§ **TASK TO COMPLETE**:
Across the records below, count every line that contains the string "false", then report the count alone.

Collected data entries:
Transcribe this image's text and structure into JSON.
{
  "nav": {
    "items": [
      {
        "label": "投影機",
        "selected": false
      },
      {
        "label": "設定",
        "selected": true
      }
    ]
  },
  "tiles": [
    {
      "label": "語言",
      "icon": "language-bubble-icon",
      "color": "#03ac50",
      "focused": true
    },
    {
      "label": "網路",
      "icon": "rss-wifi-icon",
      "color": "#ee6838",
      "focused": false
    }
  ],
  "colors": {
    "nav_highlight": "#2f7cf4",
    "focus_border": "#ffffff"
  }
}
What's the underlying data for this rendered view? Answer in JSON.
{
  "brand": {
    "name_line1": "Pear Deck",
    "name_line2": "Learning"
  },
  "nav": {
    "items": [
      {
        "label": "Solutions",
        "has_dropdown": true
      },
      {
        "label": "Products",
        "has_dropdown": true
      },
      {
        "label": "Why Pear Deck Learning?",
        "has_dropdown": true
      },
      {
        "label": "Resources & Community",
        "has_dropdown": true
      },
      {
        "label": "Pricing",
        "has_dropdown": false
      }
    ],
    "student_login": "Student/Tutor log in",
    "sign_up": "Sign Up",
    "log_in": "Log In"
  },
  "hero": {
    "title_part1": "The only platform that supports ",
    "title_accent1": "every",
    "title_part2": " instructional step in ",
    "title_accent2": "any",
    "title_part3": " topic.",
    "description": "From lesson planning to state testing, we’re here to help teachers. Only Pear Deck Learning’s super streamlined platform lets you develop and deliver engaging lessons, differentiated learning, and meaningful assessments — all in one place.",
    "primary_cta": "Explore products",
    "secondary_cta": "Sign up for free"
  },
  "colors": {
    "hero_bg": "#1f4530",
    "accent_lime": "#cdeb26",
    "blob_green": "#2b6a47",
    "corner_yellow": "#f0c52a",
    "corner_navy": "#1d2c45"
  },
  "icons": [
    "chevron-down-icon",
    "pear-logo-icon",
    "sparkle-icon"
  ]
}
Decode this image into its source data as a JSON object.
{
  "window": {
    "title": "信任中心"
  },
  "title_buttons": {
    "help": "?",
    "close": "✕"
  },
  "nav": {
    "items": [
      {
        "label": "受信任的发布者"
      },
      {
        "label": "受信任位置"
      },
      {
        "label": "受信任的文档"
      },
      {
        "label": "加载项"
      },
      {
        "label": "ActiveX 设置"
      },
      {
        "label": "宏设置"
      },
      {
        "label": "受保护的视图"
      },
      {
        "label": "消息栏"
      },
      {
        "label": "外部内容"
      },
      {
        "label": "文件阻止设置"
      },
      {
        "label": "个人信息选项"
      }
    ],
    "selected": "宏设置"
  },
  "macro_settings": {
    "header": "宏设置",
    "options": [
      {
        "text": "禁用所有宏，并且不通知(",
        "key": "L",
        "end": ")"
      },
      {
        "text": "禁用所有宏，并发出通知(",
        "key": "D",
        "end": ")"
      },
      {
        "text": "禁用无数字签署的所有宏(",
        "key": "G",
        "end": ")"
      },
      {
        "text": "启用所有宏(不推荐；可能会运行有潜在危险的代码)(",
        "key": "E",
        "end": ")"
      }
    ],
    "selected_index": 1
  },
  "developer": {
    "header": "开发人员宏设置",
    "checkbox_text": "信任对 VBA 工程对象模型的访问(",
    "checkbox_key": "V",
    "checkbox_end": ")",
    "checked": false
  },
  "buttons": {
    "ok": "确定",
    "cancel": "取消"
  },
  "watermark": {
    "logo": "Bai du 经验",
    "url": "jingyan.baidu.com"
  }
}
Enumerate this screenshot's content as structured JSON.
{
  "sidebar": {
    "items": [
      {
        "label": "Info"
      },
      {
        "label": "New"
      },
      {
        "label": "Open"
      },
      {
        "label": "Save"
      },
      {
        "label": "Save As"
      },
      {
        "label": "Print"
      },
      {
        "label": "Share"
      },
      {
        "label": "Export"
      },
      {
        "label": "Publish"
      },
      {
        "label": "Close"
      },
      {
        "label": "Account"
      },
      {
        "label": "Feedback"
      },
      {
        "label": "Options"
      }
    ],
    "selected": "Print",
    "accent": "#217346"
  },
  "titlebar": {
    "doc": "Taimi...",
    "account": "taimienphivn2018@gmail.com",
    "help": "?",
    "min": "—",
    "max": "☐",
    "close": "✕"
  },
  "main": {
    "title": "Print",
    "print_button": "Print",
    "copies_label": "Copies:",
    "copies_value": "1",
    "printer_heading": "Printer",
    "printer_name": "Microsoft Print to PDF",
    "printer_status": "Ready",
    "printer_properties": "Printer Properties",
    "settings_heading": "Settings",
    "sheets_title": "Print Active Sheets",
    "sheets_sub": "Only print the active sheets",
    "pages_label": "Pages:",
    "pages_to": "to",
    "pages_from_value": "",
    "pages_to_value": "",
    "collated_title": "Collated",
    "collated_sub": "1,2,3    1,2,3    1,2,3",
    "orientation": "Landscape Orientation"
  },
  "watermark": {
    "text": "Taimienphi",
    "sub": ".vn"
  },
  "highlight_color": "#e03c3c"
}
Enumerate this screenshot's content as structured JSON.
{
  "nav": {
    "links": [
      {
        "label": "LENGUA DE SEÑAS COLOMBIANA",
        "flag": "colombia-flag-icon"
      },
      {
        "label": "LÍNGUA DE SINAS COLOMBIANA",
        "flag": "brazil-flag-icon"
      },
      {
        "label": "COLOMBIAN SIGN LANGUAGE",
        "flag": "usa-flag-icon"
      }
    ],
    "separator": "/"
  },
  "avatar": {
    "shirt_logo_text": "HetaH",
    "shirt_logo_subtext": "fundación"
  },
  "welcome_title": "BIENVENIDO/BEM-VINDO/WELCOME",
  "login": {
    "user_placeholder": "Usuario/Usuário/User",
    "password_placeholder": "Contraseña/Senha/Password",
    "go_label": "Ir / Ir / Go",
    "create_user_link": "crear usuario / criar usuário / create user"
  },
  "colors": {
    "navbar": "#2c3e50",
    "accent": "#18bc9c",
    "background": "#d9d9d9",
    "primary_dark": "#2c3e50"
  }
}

§ **ANSWER TO THIS EXERCISE**:
4